Work instruction –
Skip the pictures. Copy all the rest of the records down exactly.

Input for this task –
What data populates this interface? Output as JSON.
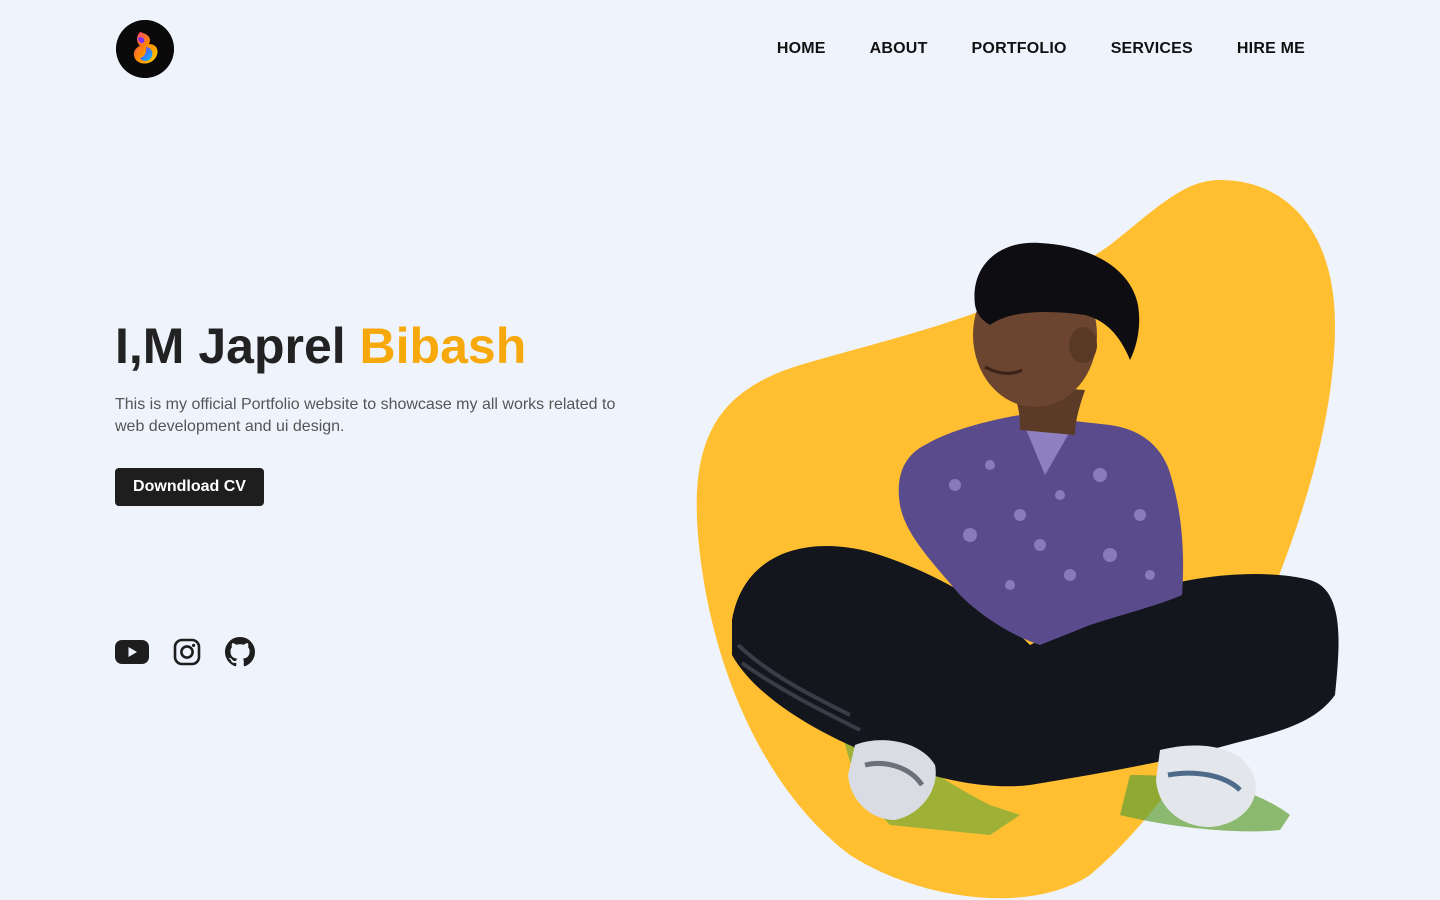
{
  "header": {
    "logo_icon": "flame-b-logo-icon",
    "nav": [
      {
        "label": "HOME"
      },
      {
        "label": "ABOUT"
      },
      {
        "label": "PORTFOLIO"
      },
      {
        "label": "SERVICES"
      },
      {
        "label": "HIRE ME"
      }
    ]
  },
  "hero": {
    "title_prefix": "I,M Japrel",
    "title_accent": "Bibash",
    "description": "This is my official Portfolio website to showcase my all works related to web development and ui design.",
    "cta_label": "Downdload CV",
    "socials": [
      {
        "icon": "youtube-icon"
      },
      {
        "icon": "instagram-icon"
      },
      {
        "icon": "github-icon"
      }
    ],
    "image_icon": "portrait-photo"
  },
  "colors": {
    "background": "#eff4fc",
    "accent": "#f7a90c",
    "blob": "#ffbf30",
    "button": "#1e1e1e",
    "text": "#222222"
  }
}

Your solution –
What data populates this interface? Output as JSON.
{
  "header": {
    "logo_icon": "flame-b-logo-icon",
    "nav": [
      {
        "label": "HOME"
      },
      {
        "label": "ABOUT"
      },
      {
        "label": "PORTFOLIO"
      },
      {
        "label": "SERVICES"
      },
      {
        "label": "HIRE ME"
      }
    ]
  },
  "hero": {
    "title_prefix": "I,M Japrel",
    "title_accent": "Bibash",
    "description": "This is my official Portfolio website to showcase my all works related to web development and ui design.",
    "cta_label": "Downdload CV",
    "socials": [
      {
        "icon": "youtube-icon"
      },
      {
        "icon": "instagram-icon"
      },
      {
        "icon": "github-icon"
      }
    ],
    "image_icon": "portrait-photo"
  },
  "colors": {
    "background": "#eff4fc",
    "accent": "#f7a90c",
    "blob": "#ffbf30",
    "button": "#1e1e1e",
    "text": "#222222"
  }
}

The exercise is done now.